Your task:
Where the records hold the string "before", show the whole line it sits on.

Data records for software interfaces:

┄┄┄┄┄┄┄┄┄┄

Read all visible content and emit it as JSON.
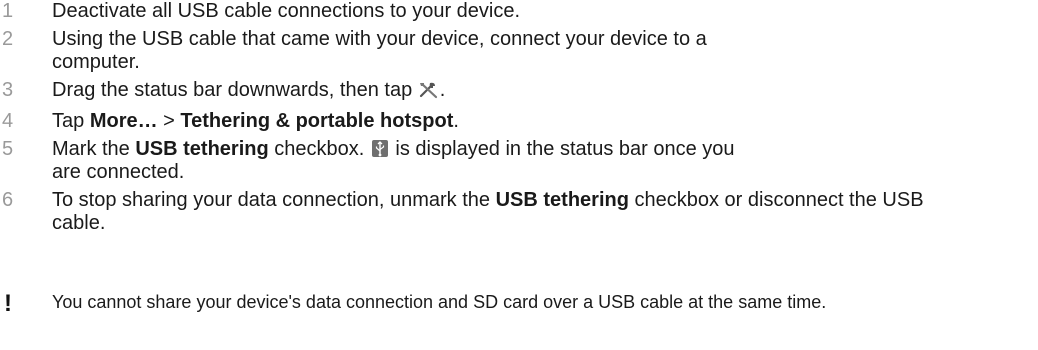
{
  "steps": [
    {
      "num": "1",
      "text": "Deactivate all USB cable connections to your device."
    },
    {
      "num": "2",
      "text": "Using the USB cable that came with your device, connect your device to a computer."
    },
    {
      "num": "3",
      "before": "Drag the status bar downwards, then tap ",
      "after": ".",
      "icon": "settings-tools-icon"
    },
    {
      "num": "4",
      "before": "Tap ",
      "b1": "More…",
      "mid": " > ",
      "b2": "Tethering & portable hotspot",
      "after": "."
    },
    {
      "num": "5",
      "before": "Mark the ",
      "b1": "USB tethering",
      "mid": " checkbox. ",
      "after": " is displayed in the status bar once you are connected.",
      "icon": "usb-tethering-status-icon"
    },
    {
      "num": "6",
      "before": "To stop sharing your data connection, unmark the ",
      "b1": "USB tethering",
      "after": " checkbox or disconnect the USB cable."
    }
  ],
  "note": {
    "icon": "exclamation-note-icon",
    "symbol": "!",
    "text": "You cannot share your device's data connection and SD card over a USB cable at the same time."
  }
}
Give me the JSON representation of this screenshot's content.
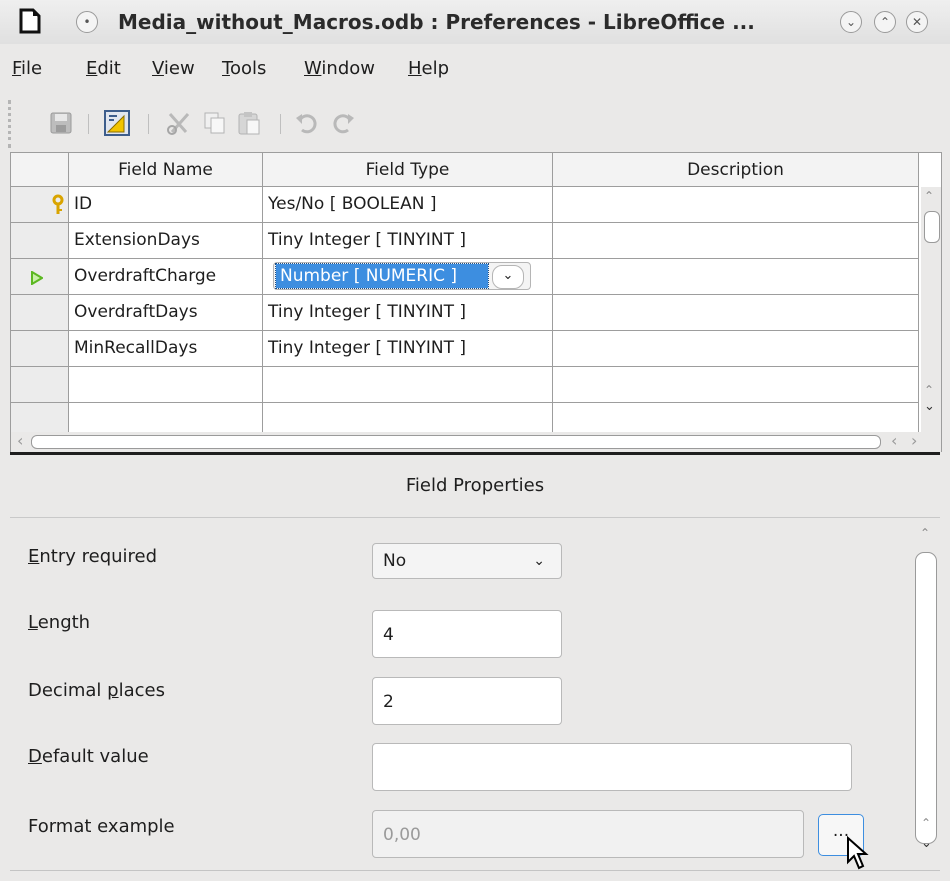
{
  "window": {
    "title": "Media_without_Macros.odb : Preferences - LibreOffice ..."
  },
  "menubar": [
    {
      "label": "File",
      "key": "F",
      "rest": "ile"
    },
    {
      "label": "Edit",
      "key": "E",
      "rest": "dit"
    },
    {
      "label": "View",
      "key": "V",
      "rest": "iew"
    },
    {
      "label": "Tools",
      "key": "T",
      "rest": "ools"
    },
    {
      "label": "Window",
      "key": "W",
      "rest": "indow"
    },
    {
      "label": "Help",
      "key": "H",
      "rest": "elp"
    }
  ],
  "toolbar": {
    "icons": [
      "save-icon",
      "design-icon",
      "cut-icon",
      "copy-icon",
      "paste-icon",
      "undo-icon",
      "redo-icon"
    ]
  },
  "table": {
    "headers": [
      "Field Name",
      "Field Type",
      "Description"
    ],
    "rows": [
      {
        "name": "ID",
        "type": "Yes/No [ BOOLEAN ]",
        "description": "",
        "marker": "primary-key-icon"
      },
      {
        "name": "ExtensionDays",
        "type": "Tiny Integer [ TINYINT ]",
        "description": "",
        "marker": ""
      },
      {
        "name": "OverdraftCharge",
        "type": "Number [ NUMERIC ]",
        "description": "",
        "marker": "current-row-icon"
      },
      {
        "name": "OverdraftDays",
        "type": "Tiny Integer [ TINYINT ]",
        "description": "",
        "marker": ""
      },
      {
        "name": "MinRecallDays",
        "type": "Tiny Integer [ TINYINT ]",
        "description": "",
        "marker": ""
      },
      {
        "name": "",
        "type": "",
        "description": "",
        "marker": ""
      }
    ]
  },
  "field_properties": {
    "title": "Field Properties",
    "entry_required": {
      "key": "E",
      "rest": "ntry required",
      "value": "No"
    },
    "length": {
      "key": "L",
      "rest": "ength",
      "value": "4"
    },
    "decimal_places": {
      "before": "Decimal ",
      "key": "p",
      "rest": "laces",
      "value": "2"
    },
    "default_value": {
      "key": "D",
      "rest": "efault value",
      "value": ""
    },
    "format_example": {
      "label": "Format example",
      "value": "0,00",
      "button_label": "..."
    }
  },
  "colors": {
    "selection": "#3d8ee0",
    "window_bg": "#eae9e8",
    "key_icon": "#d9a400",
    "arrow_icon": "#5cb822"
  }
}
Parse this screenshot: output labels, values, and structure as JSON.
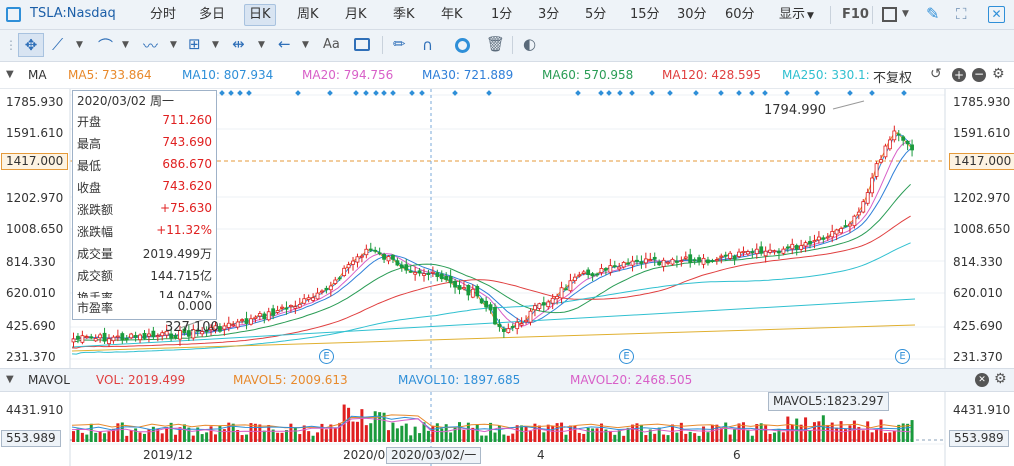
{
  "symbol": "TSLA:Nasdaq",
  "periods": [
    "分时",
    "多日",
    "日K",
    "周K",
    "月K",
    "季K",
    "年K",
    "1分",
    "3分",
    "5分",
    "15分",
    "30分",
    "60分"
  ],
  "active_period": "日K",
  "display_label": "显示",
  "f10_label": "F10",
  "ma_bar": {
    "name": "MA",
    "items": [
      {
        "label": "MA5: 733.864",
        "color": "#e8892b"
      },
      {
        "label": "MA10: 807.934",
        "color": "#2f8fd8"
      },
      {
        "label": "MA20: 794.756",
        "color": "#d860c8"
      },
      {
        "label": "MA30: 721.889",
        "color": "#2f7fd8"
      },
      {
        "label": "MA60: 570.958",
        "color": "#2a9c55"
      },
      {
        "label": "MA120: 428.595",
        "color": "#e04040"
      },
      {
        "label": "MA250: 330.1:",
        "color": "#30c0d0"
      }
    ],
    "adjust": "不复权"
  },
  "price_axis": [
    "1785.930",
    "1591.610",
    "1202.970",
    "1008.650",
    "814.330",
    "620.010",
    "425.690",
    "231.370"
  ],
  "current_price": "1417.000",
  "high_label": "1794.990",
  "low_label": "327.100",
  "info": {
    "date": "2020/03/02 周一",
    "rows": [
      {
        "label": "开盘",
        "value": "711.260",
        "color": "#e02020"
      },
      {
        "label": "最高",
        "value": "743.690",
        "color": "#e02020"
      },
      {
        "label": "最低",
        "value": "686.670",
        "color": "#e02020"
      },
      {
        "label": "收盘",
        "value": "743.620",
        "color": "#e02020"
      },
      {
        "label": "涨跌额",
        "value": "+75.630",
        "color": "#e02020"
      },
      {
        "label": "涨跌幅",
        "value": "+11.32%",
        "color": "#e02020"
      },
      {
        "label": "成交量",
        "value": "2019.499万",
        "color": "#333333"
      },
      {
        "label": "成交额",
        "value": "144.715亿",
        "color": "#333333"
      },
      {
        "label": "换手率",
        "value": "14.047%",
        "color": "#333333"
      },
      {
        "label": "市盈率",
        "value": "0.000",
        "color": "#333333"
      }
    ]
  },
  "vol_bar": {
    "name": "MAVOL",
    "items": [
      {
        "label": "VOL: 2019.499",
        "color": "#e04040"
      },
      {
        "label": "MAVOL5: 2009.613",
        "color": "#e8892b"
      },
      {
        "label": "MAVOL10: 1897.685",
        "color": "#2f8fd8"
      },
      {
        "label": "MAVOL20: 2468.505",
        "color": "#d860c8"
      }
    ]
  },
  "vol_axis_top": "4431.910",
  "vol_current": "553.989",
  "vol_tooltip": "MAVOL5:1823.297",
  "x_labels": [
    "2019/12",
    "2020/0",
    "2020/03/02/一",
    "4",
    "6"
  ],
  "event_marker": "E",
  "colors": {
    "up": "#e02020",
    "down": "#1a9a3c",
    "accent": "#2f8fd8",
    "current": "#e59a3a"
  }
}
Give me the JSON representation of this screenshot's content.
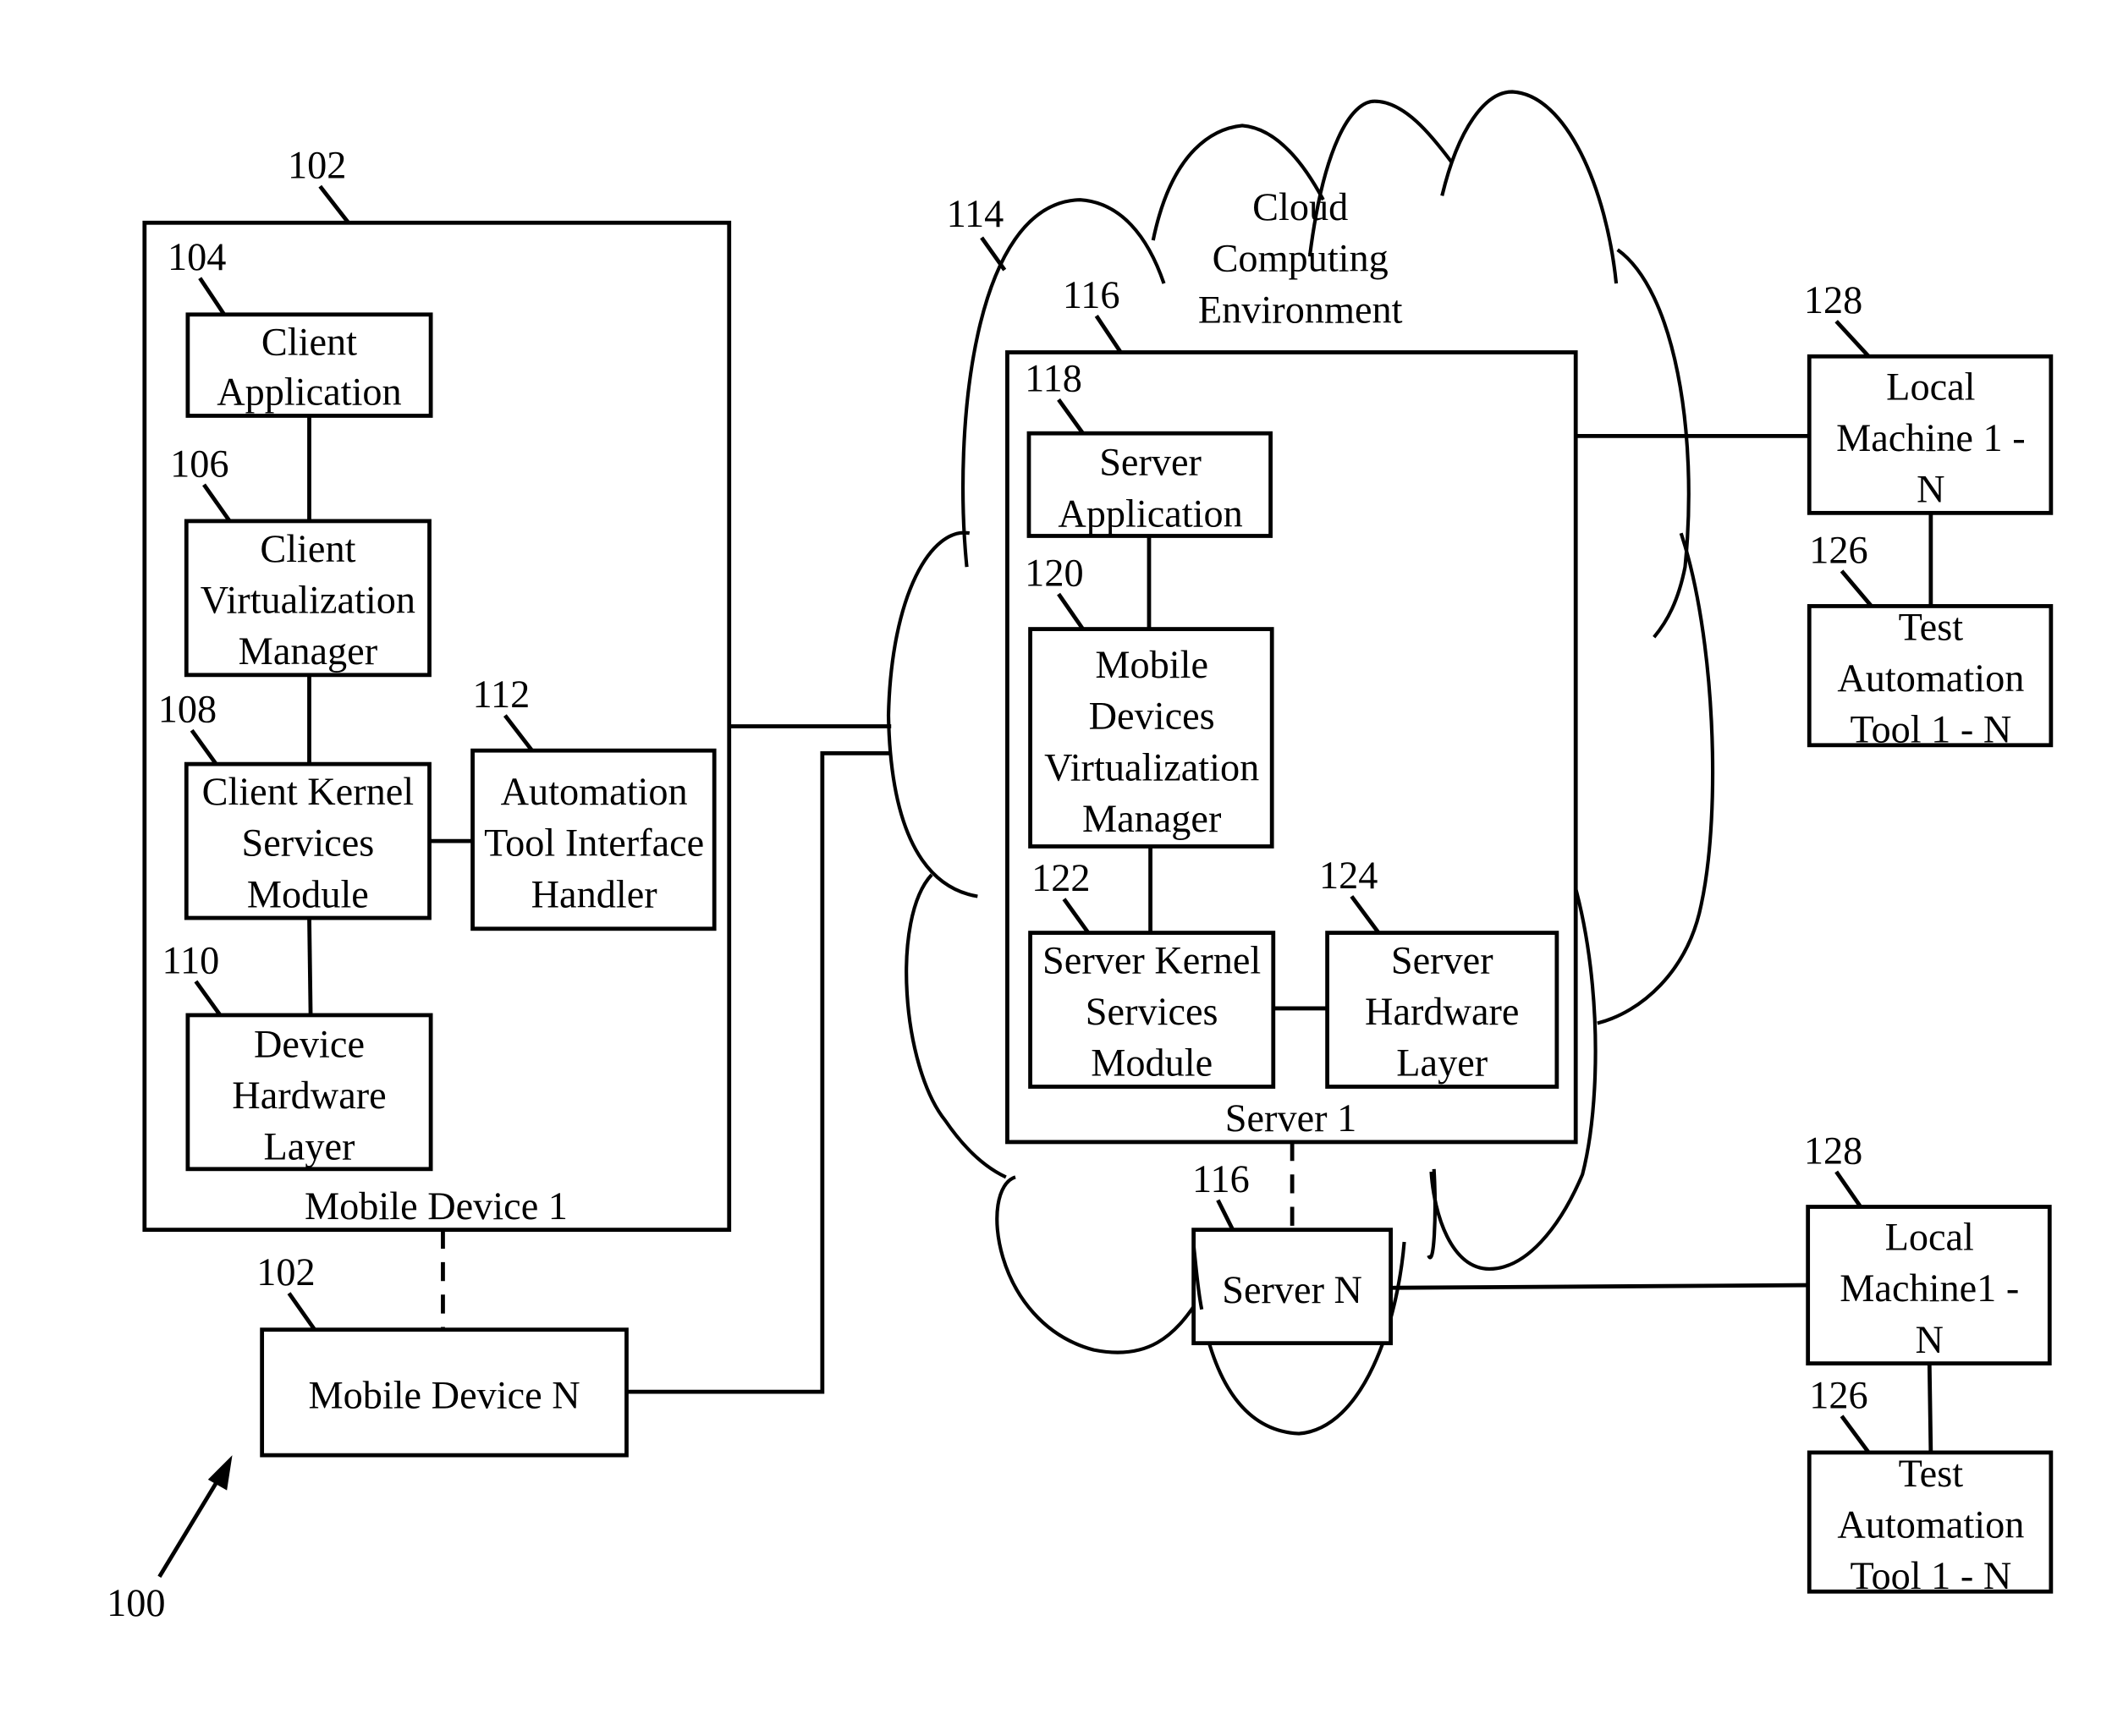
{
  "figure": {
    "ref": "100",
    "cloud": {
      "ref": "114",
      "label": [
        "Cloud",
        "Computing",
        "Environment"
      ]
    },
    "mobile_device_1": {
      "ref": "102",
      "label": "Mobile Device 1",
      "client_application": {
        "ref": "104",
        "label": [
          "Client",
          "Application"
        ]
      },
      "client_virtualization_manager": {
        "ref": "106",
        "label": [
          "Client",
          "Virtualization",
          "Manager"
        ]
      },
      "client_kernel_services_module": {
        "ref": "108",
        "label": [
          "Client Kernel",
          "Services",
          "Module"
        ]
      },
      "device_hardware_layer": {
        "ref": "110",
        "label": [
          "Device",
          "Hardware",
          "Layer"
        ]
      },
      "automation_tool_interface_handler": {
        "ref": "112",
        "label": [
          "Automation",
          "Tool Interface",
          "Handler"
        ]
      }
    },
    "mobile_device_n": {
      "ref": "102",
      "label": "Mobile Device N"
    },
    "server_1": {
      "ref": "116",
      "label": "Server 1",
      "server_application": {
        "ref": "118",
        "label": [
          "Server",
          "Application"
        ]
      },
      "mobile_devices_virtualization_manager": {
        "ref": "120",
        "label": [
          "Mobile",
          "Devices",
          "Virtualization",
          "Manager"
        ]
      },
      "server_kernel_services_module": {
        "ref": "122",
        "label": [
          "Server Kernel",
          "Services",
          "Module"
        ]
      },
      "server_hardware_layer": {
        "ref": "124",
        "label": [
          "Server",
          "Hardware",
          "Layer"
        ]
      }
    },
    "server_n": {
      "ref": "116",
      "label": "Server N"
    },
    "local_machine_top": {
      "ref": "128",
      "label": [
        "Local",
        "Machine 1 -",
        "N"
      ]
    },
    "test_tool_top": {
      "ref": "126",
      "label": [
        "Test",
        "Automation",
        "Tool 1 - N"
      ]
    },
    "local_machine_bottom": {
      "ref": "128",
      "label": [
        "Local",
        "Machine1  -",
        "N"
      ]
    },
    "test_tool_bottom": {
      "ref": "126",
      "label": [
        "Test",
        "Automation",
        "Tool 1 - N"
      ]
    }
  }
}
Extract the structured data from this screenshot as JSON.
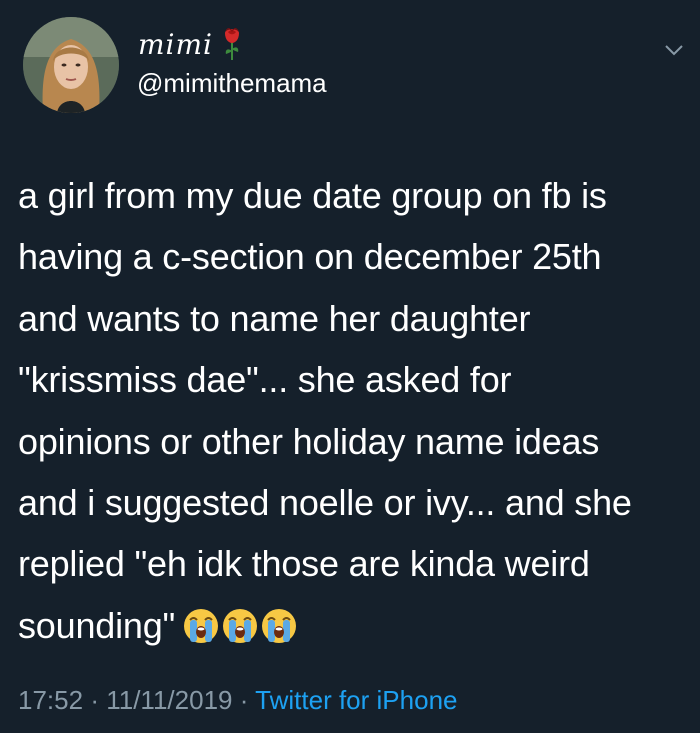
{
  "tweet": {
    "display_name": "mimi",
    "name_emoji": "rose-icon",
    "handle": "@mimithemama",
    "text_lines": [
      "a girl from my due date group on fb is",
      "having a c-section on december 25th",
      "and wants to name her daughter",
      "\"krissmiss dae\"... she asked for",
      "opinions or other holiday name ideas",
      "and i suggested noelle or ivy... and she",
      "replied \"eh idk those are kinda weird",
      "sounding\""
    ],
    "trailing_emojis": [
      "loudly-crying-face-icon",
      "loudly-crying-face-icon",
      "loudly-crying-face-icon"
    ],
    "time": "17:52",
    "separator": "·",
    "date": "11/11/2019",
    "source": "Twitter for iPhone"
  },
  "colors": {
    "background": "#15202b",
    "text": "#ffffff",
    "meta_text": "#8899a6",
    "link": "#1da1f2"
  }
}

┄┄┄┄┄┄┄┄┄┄

Task result:
      "before": "Drag the status bar downwards, then tap ",
      "before": "Tap ",
      "before": "Mark the ",
      "before": "To stop sharing your data connection, unmark the ",
      "before": "Decimal ",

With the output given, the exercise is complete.